- [YOUR TASK] The records that follow must be repeated exactly, minus the images.

- [SOURCE RECORDS]
________________
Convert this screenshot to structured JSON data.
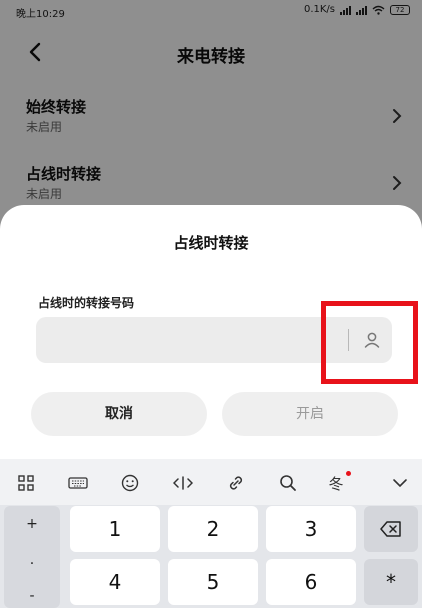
{
  "status_bar": {
    "time": "晚上10:29",
    "network_speed": "0.1K/s",
    "battery": "72"
  },
  "nav": {
    "title": "来电转接"
  },
  "settings": [
    {
      "title": "始终转接",
      "subtitle": "未启用"
    },
    {
      "title": "占线时转接",
      "subtitle": "未启用"
    }
  ],
  "dialog": {
    "title": "占线时转接",
    "field_label": "占线时的转接号码",
    "input_value": "",
    "cancel_label": "取消",
    "confirm_label": "开启"
  },
  "keyboard": {
    "toolbar_icons": [
      "grid-icon",
      "keyboard-icon",
      "emoji-icon",
      "cursor-icon",
      "link-icon",
      "search-icon",
      "handwriting-icon",
      "collapse-icon"
    ],
    "handwriting_glyph": "冬",
    "side_keys": [
      "+",
      ".",
      "-"
    ],
    "row1": [
      "1",
      "2",
      "3"
    ],
    "row2": [
      "4",
      "5",
      "6"
    ],
    "asterisk": "*"
  },
  "colors": {
    "highlight": "#e8121a",
    "accent_dot": "#e8121a"
  }
}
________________
- [EXERCISE RESPONSE]
Convert this screenshot to structured JSON data.
{
  "status_bar": {
    "time": "晚上10:29",
    "network_speed": "0.1K/s",
    "battery": "72"
  },
  "nav": {
    "title": "来电转接"
  },
  "settings": [
    {
      "title": "始终转接",
      "subtitle": "未启用"
    },
    {
      "title": "占线时转接",
      "subtitle": "未启用"
    }
  ],
  "dialog": {
    "title": "占线时转接",
    "field_label": "占线时的转接号码",
    "input_value": "",
    "cancel_label": "取消",
    "confirm_label": "开启"
  },
  "keyboard": {
    "toolbar_icons": [
      "grid-icon",
      "keyboard-icon",
      "emoji-icon",
      "cursor-icon",
      "link-icon",
      "search-icon",
      "handwriting-icon",
      "collapse-icon"
    ],
    "handwriting_glyph": "冬",
    "side_keys": [
      "+",
      ".",
      "-"
    ],
    "row1": [
      "1",
      "2",
      "3"
    ],
    "row2": [
      "4",
      "5",
      "6"
    ],
    "asterisk": "*"
  },
  "colors": {
    "highlight": "#e8121a",
    "accent_dot": "#e8121a"
  }
}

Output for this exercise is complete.